If it be asked then, why he took any body at all to imitate, he has informed us in his Advertisement. To which we may add, that this fort of Imitations, which are of the nature of Parodies, adds reflected grace and fplendor on original wit. Befides, he deemed it more modeft to give the name of Imitations to his Satires, than, like Despreaux, to give the name of Satires to Imitations.
HORATIUS. TREBATIU S.
SUNT quibus in Satira videar nimis acer, et ultra
Legem tendere opus; fine nervis altera, quidquid
Quid faciam ? praescribe.
H. Ne faciam, inquis,
Omnino verfus ?
Optimum erat :
H. Peream male, fi now
e verum nequeo dormire.
VER. 3. Scarce to wife Peter---Chartres] It has been commonly obferved of the English, that a Rogue never goes to the Gallows without the pity of the Spectators, and their parting curfes on the rigour of the Laws that brought him thither and this has been as commonly afcribed to the good nature of the people. But it is a mistake. The true caufe is their hatred and envy of power. Their compaffion for Dunces and Scoundrels (when exposed by great writers to public contempt, either in juftice to the age, or in vindication of their own Characters) has the fame fource. They cover their envy to a fuperior genius, in lamenting the feverity of his Pen.
Safe from the Bar, the Pulpit & the Throne, Yet touchd and shamd by Ridicule alone.
Ep: w Satires Part 2
To Mr. FORTESCUE.
HERE are (I scarce can think it, but am told)
There are, to whom my Satire seems too bold:
And fomething faid of Chartres much too rough.
Tim'rous by nature, of the Rich in awe,
I come to Council learned in the Law:
You'll give me, like a friend both fage and free,
Advice; and (as you use) without a Fee.
F. d I'd write no more.
P. Not write? but then I think,
And for my foul I cannot fleep a wink.
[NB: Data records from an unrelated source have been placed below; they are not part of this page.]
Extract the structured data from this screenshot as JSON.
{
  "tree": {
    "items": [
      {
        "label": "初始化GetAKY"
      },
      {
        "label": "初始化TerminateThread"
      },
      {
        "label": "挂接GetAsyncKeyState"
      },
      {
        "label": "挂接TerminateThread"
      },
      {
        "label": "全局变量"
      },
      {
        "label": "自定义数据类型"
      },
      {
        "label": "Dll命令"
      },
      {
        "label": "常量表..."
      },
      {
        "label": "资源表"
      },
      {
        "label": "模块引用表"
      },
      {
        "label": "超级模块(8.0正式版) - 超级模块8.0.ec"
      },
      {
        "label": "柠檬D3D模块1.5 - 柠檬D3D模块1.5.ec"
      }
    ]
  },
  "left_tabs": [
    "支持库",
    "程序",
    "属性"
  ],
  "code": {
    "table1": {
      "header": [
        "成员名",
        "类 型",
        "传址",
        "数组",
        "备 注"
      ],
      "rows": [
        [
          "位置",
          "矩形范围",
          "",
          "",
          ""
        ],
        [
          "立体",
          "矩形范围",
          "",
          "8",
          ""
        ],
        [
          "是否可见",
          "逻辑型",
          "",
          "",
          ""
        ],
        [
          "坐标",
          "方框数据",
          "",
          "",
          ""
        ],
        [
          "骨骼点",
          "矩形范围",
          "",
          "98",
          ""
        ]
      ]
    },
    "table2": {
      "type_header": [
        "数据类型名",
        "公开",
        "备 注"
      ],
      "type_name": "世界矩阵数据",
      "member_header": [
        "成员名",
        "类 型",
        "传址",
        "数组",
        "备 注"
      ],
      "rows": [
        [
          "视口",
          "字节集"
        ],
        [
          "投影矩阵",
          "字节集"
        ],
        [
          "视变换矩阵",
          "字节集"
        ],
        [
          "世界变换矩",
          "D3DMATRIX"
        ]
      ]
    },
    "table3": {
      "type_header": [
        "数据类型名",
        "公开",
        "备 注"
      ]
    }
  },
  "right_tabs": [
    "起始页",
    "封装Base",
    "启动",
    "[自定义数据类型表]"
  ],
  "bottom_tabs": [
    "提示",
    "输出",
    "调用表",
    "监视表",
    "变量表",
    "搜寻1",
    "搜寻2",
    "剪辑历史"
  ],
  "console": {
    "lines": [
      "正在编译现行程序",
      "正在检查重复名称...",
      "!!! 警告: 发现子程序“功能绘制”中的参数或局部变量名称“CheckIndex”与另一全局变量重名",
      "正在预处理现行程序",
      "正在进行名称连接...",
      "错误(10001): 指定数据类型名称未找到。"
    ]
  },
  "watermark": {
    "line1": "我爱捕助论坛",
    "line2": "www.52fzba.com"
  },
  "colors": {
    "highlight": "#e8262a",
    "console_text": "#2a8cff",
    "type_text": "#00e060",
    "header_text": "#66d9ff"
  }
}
Tim'rous by nature, of the Rich in awe, we,] The delicacy of this does not fo much lie in the ironical application of it to himself, as in its seriously characterifing the Perfon for whofe advice he applies.
VER. 12. Not corite? . He has omitted the most humourous part of the answer.
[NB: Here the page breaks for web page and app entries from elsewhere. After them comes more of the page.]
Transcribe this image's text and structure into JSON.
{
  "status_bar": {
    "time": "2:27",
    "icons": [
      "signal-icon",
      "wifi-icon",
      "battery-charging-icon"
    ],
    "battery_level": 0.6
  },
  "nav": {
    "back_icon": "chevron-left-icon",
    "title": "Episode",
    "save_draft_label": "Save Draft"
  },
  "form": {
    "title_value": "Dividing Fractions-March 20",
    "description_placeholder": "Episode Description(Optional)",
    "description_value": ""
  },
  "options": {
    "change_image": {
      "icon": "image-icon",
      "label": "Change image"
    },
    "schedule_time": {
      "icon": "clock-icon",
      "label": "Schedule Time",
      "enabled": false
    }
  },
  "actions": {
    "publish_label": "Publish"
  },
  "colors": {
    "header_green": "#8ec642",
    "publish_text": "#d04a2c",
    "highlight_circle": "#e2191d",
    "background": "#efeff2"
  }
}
Peream male, fi non
and has loft the grace, by not imitating the concifenefs, of
verum nequéo dormire,